Putin's Economic Policy Called Good-Bad Mix

Article excerpt

MOSCOW - Vladimir Putin's economic program, which he has promised to reveal by the March 26 election, will please Western lenders with deregulation proposals but alarm them by strengthening the states' role in the economy.

Experts drafting the program say it will include economic liberalization as demanded by the West. But they said while Mr. Putin, who is acting president and considered a shoo-in in the coming polls, is eager to sweep away some of the Soviet-era bureaucracy that bedevils private commerce, he also wants to boost state intervention in the economy.

"We must end an omnipresent state control of businesses," said German Gref, the head of the Center of Strategic Research, the Moscow-based think tank developing Mr. Putin's program. But the "state's role must be increased" as well, he said in a radio interview.

Mr. Putin has promised to release his economic blueprint before Russians go to the polls, but has not said exactly when that will happen.

Mr. Putin insists that he will continue with market reforms, but there is no alternative but to expand the state's economic oversight to ensure everyone gets a fair break and that laws are enforced.

But pro-reform critics maintain that Mr. Putin is at heart a statist and not interested in throwing the economy open to genuine competition.

They also argue he is surrounding himself in the Kremlin with mediocre bureaucrats and former KGB agents who lack understanding of modern economics.

Mr. Putin has received some support from pro-reform quarters.

Andrei Ryabov, an analyst with the Carnegie Endowment, has argued that state assertiveness will be necessary to overcome the stranglehold on the economy by the small group of superrich "oligarchs" that was enriched in the years under former President Boris Yeltsin through sweetheart deals and privatization bids.

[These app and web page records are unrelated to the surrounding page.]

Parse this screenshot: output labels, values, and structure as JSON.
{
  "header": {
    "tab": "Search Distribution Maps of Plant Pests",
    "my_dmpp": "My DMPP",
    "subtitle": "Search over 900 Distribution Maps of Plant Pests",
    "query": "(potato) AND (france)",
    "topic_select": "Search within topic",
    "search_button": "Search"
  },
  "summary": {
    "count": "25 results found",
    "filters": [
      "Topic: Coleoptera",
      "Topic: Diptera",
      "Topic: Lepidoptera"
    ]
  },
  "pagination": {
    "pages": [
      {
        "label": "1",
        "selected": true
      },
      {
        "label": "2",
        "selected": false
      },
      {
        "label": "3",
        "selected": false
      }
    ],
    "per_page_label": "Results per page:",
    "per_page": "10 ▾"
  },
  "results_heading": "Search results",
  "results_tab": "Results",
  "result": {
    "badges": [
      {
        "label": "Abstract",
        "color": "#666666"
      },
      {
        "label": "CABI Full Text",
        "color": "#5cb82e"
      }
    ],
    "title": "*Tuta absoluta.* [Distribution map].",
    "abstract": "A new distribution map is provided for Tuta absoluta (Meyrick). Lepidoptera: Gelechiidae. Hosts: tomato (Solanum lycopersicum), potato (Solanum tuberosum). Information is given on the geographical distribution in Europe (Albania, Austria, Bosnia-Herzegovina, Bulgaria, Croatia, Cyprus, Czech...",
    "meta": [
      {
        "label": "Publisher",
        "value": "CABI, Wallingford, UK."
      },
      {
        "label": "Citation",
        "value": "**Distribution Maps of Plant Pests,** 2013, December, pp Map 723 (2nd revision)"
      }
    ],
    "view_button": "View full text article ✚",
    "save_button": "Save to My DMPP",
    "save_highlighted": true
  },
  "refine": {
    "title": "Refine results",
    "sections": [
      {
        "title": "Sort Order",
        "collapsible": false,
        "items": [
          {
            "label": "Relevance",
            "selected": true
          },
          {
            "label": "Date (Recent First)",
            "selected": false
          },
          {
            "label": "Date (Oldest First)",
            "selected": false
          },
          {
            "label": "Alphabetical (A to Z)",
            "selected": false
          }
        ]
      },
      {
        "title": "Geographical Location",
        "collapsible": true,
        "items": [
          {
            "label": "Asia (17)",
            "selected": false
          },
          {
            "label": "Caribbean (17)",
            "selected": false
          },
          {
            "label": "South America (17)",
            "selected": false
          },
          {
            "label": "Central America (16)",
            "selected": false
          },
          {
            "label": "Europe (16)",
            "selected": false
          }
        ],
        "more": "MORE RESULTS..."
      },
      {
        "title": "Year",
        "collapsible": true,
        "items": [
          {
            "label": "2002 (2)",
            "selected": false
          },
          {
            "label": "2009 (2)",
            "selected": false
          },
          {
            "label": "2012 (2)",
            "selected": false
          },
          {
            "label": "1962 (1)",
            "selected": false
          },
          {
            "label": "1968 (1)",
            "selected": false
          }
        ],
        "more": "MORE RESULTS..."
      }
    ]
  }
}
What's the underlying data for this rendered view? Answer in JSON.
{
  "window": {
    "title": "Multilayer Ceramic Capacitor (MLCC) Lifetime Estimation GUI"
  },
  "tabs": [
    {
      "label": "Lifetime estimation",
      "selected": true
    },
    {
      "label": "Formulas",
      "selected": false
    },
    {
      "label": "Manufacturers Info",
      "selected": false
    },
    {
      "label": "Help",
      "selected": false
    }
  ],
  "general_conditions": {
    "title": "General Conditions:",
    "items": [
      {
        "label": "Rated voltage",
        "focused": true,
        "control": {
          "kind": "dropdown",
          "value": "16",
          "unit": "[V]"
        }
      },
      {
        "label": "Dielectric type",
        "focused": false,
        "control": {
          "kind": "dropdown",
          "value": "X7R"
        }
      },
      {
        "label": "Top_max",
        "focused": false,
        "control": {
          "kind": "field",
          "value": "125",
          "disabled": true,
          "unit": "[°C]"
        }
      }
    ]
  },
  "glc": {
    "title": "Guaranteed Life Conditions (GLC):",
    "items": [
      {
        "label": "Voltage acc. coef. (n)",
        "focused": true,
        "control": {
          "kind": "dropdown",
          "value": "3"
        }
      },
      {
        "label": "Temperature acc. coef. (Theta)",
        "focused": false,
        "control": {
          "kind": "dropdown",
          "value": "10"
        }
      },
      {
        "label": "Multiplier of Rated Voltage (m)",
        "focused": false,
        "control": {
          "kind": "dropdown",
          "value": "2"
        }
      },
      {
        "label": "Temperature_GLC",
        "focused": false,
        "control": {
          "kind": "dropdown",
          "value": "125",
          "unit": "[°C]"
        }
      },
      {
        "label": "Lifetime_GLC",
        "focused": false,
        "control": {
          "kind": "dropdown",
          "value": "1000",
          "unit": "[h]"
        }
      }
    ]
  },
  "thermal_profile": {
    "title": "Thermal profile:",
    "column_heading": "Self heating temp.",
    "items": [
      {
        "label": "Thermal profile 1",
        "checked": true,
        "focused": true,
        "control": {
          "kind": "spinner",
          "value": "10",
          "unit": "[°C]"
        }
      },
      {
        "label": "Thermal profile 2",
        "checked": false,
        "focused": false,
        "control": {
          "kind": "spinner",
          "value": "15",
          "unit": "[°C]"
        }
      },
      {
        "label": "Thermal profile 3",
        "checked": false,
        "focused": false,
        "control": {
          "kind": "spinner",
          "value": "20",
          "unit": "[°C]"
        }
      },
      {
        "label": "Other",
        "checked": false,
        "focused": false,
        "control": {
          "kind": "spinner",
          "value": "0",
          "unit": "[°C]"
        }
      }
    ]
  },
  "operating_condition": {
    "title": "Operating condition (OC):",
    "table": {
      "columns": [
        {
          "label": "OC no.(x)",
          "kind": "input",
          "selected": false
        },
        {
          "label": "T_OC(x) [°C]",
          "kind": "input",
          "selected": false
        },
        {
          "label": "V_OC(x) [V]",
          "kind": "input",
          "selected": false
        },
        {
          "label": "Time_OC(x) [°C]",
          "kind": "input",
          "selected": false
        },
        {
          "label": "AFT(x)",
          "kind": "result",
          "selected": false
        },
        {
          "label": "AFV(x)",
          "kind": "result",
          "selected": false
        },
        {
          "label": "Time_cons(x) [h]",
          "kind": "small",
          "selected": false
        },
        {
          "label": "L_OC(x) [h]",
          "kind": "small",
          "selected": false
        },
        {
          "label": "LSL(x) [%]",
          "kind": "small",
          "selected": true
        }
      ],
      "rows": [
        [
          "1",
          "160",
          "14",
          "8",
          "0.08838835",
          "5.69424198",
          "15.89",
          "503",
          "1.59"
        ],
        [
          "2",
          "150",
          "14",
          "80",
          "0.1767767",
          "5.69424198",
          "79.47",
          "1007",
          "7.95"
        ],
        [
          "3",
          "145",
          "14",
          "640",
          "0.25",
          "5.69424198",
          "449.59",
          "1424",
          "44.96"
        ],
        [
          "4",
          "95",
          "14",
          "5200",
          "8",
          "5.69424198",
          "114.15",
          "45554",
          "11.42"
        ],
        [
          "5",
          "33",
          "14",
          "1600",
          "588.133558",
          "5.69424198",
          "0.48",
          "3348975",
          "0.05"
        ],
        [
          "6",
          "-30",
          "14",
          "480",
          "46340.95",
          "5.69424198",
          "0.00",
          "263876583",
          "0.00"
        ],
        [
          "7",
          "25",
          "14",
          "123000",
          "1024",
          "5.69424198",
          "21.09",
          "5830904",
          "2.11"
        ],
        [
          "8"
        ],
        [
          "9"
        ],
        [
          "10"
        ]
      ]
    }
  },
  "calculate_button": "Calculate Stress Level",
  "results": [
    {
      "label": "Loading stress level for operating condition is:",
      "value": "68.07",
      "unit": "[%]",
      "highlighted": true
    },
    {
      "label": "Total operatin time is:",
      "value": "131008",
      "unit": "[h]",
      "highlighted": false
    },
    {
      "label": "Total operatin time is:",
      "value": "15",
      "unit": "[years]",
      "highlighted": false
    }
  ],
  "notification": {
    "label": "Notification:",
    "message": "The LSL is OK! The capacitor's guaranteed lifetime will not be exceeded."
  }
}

"It will be necessary to build a strong executive political apparatus of vertical governance, relieving the president from the oligarchs' pressure," he wrote in a recent analysis. …